Kimberley - In an attempt for the ANC to rekindle its floundering ties with religious and traditional leaders, ANC President Cyril Ramaphosa has likened them to shareholders within the movement.
Addressing religious leaders at Galeshewe township in Kimberley on Wednesday as the party celebrated 108 years since it was formed, Ramaphosa said the ANC could not divorce itself from the church, even if it wanted to.
He said the party and the church had strong historic ties.
Ramaphosa was referring to the fact that the founding president of the ANC was Dr John Langalibale Dube, a man of the cloth.
Years later, many other religious men like Inkosi Albert Luthuli (who was a pastor) and Reverend Zaccheous Mahabane, lead the party.

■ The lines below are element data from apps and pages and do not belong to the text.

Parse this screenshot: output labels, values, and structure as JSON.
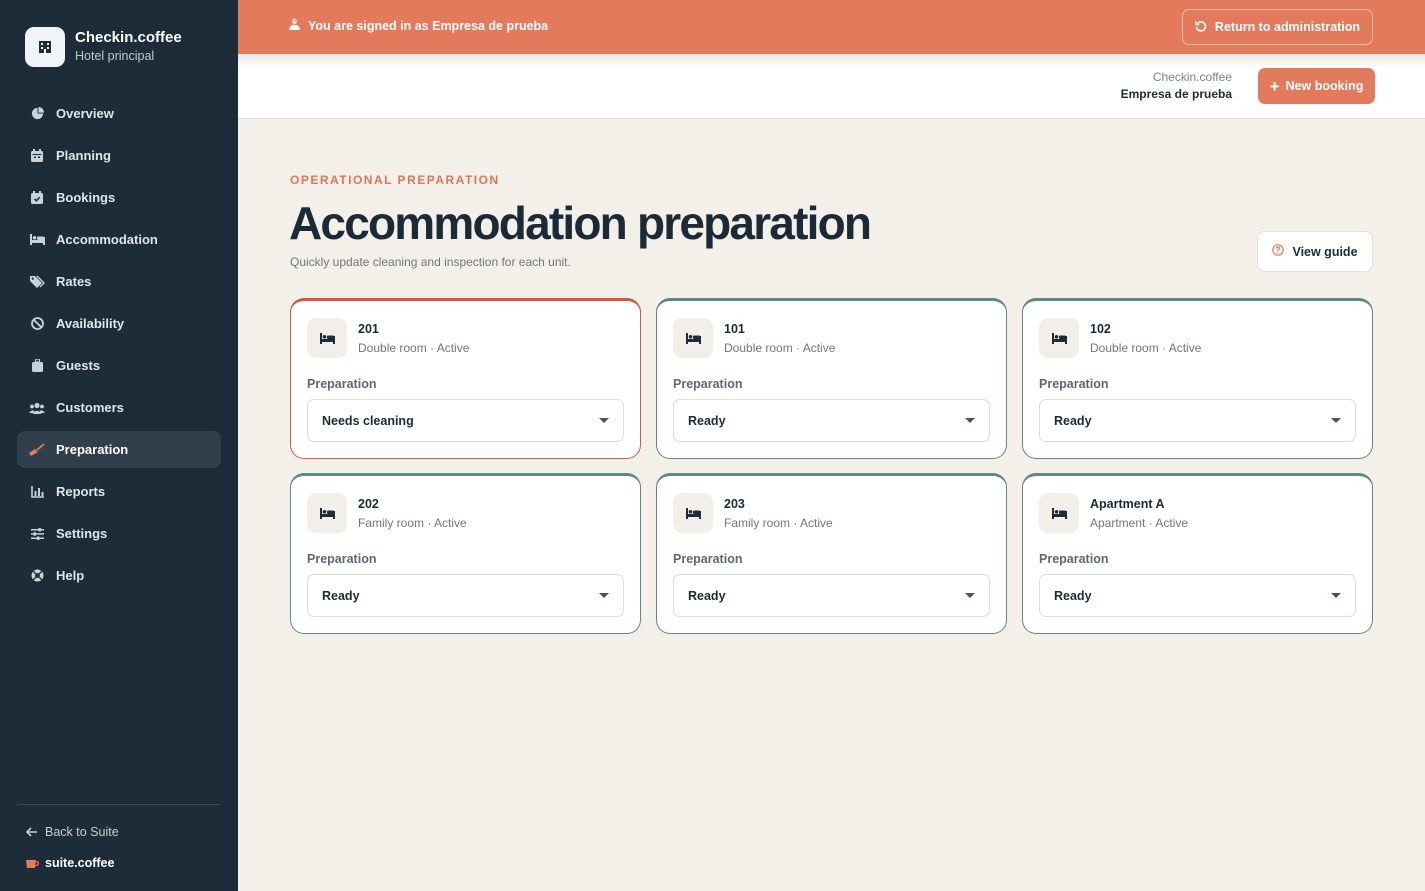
{
  "brand": {
    "name": "Checkin.coffee",
    "subtitle": "Hotel principal"
  },
  "sidebar": {
    "items": [
      {
        "label": "Overview",
        "icon": "pie-chart-icon"
      },
      {
        "label": "Planning",
        "icon": "calendar-icon"
      },
      {
        "label": "Bookings",
        "icon": "calendar-check-icon"
      },
      {
        "label": "Accommodation",
        "icon": "bed-icon"
      },
      {
        "label": "Rates",
        "icon": "tags-icon"
      },
      {
        "label": "Availability",
        "icon": "ban-icon"
      },
      {
        "label": "Guests",
        "icon": "suitcase-icon"
      },
      {
        "label": "Customers",
        "icon": "users-icon"
      },
      {
        "label": "Preparation",
        "icon": "broom-icon",
        "active": true
      },
      {
        "label": "Reports",
        "icon": "bar-chart-icon"
      },
      {
        "label": "Settings",
        "icon": "sliders-icon"
      },
      {
        "label": "Help",
        "icon": "life-ring-icon"
      }
    ],
    "back_label": "Back to Suite",
    "suite_label": "suite.coffee"
  },
  "banner": {
    "text": "You are signed in as Empresa de prueba",
    "return_label": "Return to administration"
  },
  "topbar": {
    "app_name": "Checkin.coffee",
    "org_name": "Empresa de prueba",
    "new_booking_label": "New booking"
  },
  "page": {
    "eyebrow": "OPERATIONAL PREPARATION",
    "title": "Accommodation preparation",
    "subtitle": "Quickly update cleaning and inspection for each unit.",
    "guide_label": "View guide"
  },
  "units": [
    {
      "name": "201",
      "meta": "Double room · Active",
      "prep_label": "Preparation",
      "status": "Needs cleaning",
      "state": "warn"
    },
    {
      "name": "101",
      "meta": "Double room · Active",
      "prep_label": "Preparation",
      "status": "Ready",
      "state": "ok"
    },
    {
      "name": "102",
      "meta": "Double room · Active",
      "prep_label": "Preparation",
      "status": "Ready",
      "state": "ok"
    },
    {
      "name": "202",
      "meta": "Family room · Active",
      "prep_label": "Preparation",
      "status": "Ready",
      "state": "ok"
    },
    {
      "name": "203",
      "meta": "Family room · Active",
      "prep_label": "Preparation",
      "status": "Ready",
      "state": "ok"
    },
    {
      "name": "Apartment A",
      "meta": "Apartment · Active",
      "prep_label": "Preparation",
      "status": "Ready",
      "state": "ok"
    }
  ],
  "colors": {
    "accent": "#e47a5c",
    "sidebar": "#1c2c38",
    "ready_border": "#5b8a80",
    "warn_border": "#cf5a43",
    "background": "#f3f0ea"
  }
}
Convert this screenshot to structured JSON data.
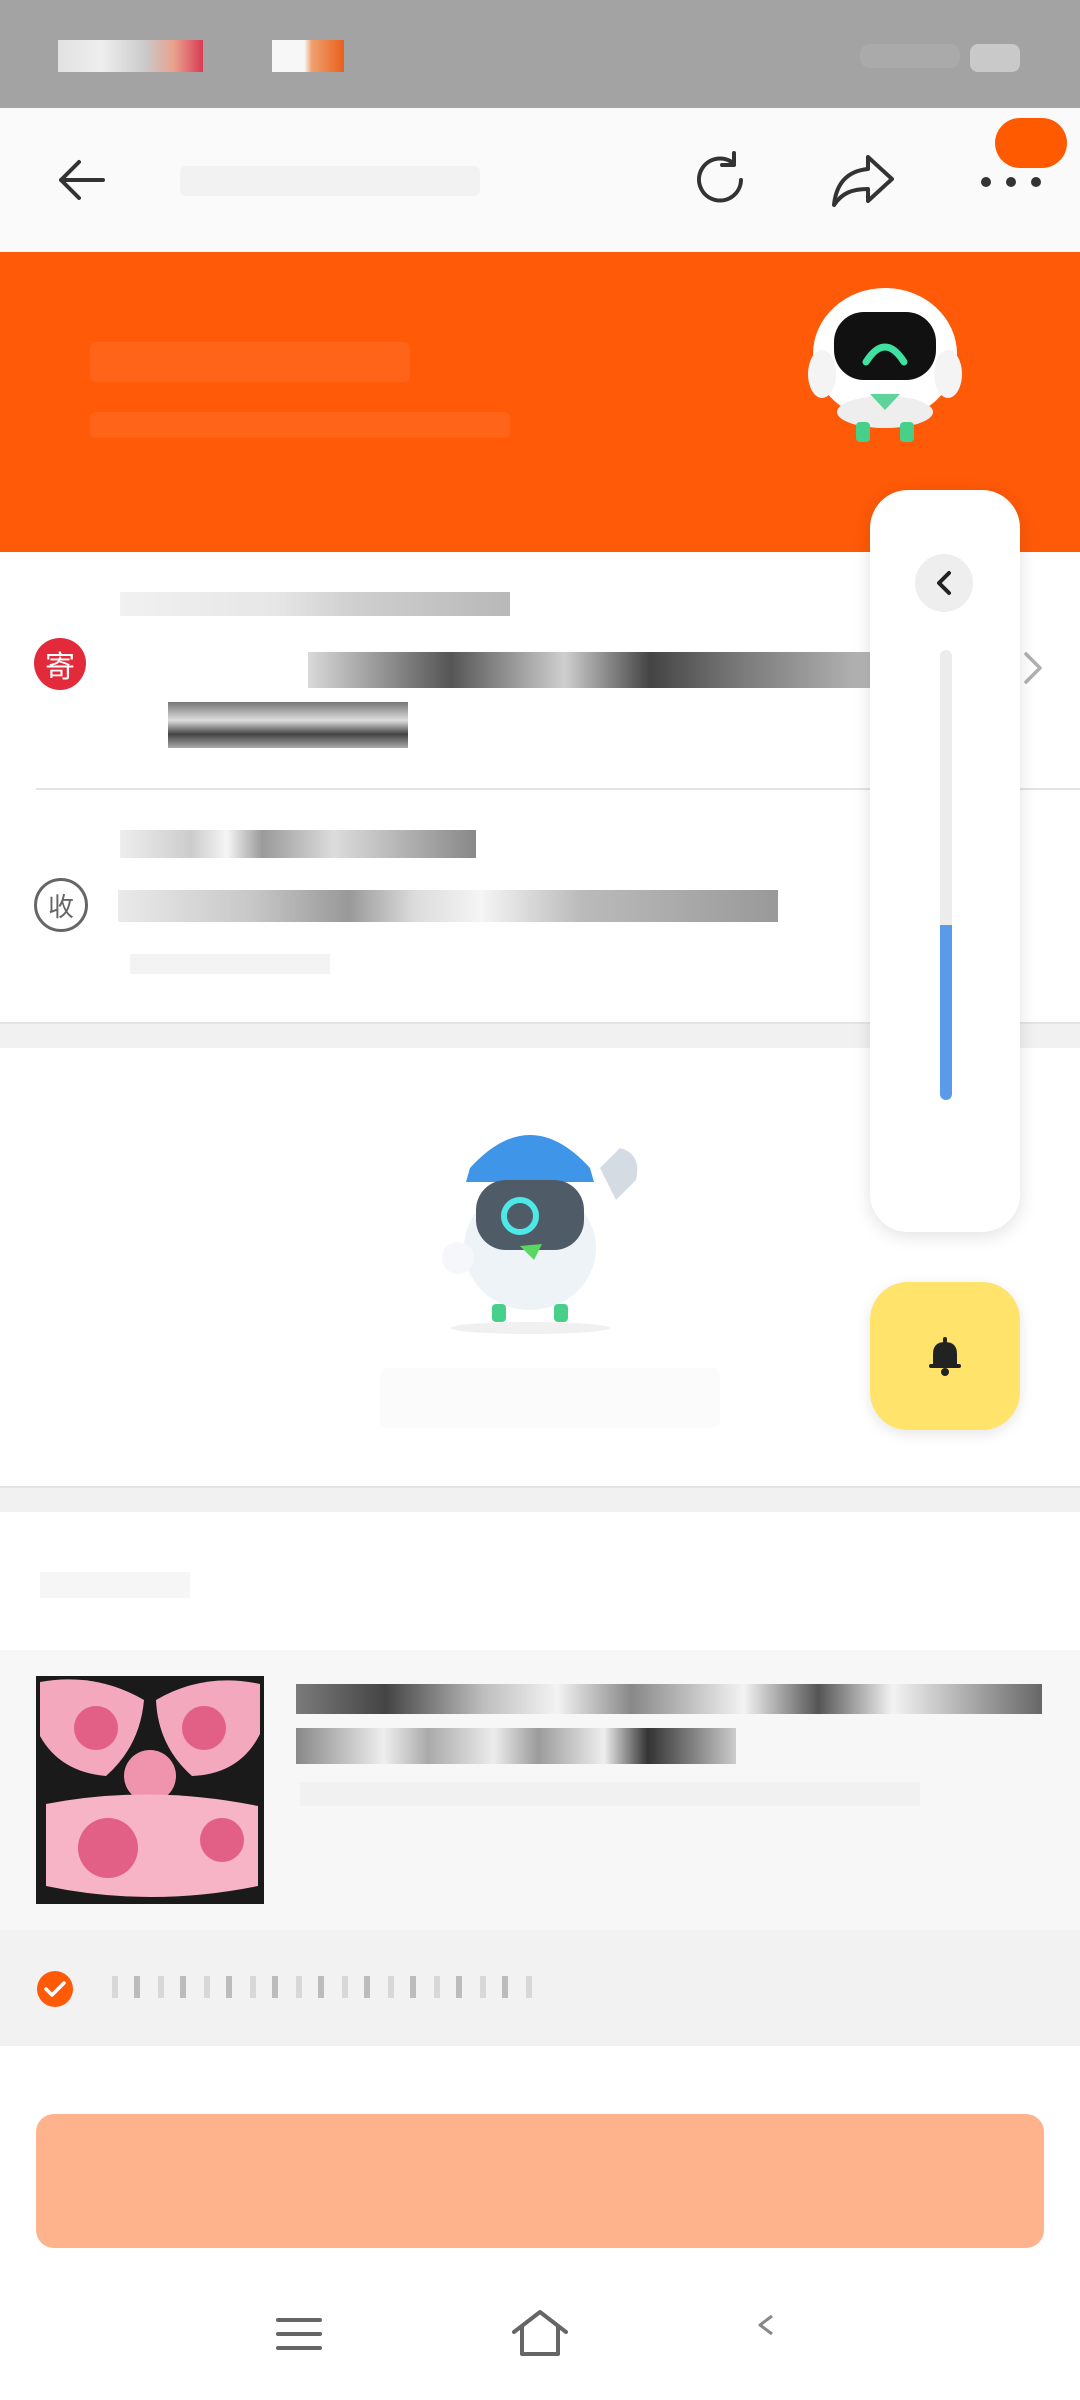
{
  "header": {
    "back_icon": "arrow-left-icon",
    "refresh_icon": "refresh-icon",
    "share_icon": "share-icon",
    "more_icon": "more-dots-icon"
  },
  "address": {
    "sender_badge": "寄",
    "receiver_badge": "收",
    "chevron_icon": "chevron-right-icon"
  },
  "floating_panel": {
    "collapse_icon": "chevron-left-icon",
    "slider_level_percent": 39,
    "bell_icon": "bell-icon"
  },
  "product": {
    "image_icon": "product-thumbnail",
    "confirm_icon": "check-circle-icon"
  },
  "nav": {
    "menu_icon": "menu-icon",
    "home_icon": "home-icon",
    "back_icon": "back-triangle-icon"
  },
  "colors": {
    "brand_orange": "#ff5a08",
    "submit_disabled": "#ffb38c",
    "bell_yellow": "#ffe36a",
    "slider_blue": "#5b9ae8",
    "sender_red": "#e32a3a"
  }
}
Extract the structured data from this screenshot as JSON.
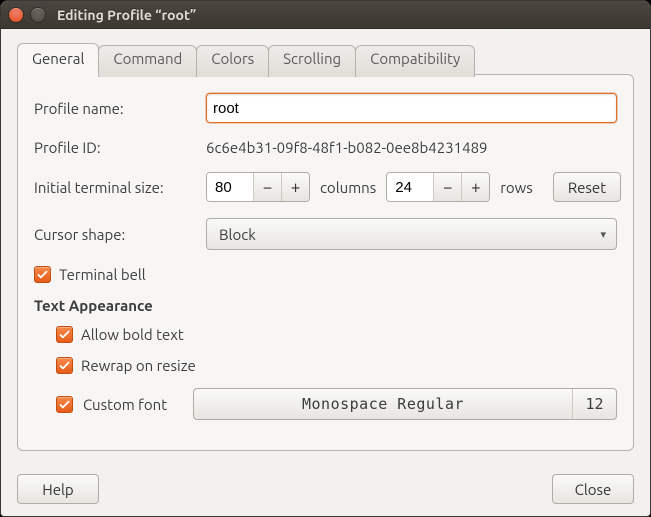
{
  "window": {
    "title": "Editing Profile “root”"
  },
  "tabs": {
    "items": [
      "General",
      "Command",
      "Colors",
      "Scrolling",
      "Compatibility"
    ],
    "active": 0
  },
  "general": {
    "profile_name": {
      "label": "Profile name:",
      "value": "root"
    },
    "profile_id": {
      "label": "Profile ID:",
      "value": "6c6e4b31-09f8-48f1-b082-0ee8b4231489"
    },
    "init_size": {
      "label": "Initial terminal size:",
      "cols": 80,
      "cols_label": "columns",
      "rows": 24,
      "rows_label": "rows",
      "reset": "Reset"
    },
    "cursor_shape": {
      "label": "Cursor shape:",
      "value": "Block"
    },
    "terminal_bell": {
      "label": "Terminal bell",
      "checked": true
    },
    "text_appearance": {
      "heading": "Text Appearance",
      "allow_bold": {
        "label": "Allow bold text",
        "checked": true
      },
      "rewrap": {
        "label": "Rewrap on resize",
        "checked": true
      },
      "custom_font": {
        "label": "Custom font",
        "checked": true,
        "font_name": "Monospace Regular",
        "font_size": 12
      }
    }
  },
  "footer": {
    "help": "Help",
    "close": "Close"
  },
  "spinner": {
    "minus": "−",
    "plus": "+"
  },
  "arrow_down": "▾"
}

Relations between the church and the ANC became strained during former president Jacob Zuma’s tenure, when religious leaders who were highly critical of the government were told by Zuma supporters to remove themselves from party politics and were urged to stick to preaching.
Ramaphosa said another "shareholder" in the party were the traditional leaders.
By this he was referring to the fact that traditional leaders like Lesotho and eSwatini Kings of the early 90s donated some money when the ANC was formed in Bloemfontein in 1912. This was while local kings also did the same.
Ramaphosa also said intellectuals were stakeholders in the ANC. He said without their work with the two other groupings, the ANC would not exist.